◆ **Task objective**
In how many lines of these records does the word "Customer" appear? Give the number by itself.

--- The data Enclosed Below ---

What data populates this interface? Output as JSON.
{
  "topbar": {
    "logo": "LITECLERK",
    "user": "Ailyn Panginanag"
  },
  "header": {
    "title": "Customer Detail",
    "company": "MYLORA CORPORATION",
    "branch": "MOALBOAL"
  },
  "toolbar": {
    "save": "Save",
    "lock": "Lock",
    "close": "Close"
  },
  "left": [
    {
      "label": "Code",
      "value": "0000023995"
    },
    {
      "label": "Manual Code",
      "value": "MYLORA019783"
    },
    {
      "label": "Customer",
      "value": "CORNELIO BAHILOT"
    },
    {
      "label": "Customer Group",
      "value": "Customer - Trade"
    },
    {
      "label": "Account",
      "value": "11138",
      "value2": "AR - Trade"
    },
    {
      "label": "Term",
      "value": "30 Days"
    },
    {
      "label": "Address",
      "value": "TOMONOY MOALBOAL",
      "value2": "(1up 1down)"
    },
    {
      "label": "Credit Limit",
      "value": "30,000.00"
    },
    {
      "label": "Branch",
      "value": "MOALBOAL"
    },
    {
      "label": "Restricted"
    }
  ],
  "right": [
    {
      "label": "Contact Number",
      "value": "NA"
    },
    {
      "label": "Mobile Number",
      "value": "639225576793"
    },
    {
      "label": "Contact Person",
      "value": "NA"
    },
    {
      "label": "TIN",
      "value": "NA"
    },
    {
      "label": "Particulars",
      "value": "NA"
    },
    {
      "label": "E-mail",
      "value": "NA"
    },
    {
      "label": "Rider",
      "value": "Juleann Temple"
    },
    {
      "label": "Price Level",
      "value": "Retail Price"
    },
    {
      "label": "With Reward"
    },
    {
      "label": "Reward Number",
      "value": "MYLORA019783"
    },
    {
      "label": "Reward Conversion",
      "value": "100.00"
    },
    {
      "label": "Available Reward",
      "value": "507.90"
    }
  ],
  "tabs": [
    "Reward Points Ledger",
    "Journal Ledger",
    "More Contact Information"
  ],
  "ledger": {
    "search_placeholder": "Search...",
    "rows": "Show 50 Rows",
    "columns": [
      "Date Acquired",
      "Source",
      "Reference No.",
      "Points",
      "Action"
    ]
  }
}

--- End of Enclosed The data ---
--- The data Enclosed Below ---

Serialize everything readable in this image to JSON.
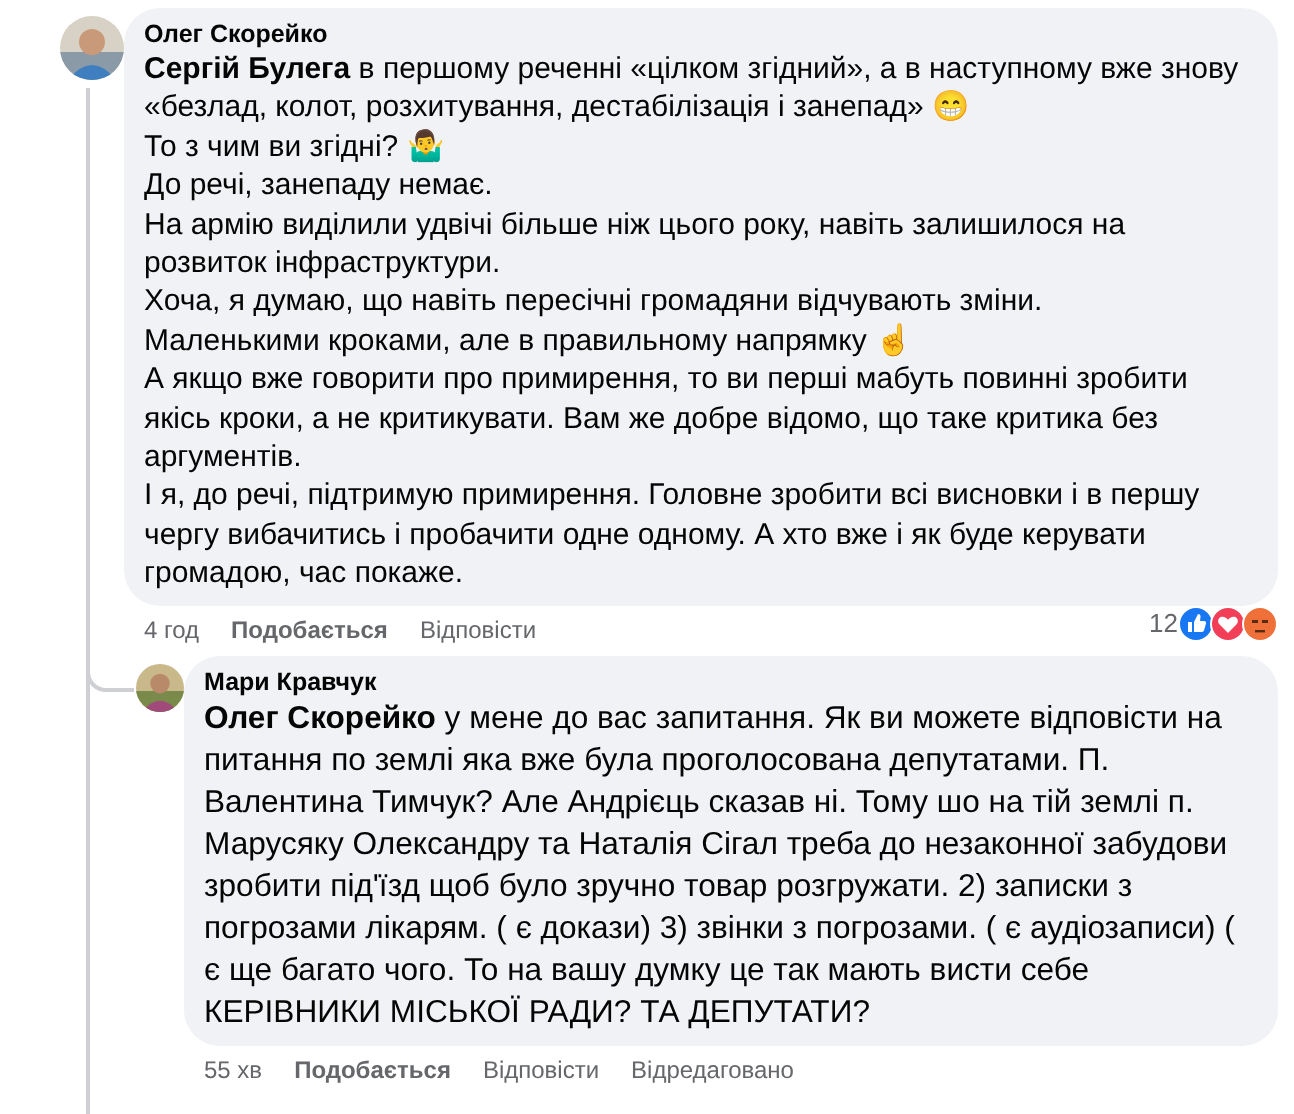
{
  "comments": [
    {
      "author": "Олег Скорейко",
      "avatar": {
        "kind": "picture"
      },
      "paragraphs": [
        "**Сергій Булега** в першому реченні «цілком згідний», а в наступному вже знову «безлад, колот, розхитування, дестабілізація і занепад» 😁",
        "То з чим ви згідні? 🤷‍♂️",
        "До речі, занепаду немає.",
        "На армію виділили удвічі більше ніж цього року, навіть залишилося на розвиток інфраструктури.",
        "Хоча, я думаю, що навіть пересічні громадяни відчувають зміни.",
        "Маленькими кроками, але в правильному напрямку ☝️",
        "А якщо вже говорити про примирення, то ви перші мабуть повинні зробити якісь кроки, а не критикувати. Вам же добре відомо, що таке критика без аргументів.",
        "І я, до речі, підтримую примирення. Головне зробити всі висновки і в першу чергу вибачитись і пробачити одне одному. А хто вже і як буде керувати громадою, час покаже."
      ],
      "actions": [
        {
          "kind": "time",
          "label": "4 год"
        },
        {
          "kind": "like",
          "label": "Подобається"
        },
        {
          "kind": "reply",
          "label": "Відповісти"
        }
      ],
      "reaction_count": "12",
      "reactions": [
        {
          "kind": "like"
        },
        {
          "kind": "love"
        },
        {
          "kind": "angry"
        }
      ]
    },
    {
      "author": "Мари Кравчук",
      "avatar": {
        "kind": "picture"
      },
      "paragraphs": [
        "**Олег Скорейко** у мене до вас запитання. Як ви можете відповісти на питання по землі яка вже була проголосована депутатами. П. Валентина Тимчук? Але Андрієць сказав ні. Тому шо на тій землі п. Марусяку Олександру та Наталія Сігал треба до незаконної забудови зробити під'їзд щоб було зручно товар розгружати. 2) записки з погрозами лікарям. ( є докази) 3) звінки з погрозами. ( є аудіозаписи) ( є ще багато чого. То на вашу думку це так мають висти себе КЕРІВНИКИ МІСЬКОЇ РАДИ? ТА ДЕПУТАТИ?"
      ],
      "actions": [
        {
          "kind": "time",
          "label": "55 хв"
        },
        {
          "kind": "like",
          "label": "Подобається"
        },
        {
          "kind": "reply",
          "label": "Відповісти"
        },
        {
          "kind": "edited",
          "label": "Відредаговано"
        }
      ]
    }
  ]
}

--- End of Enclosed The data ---

◆ **Response**
4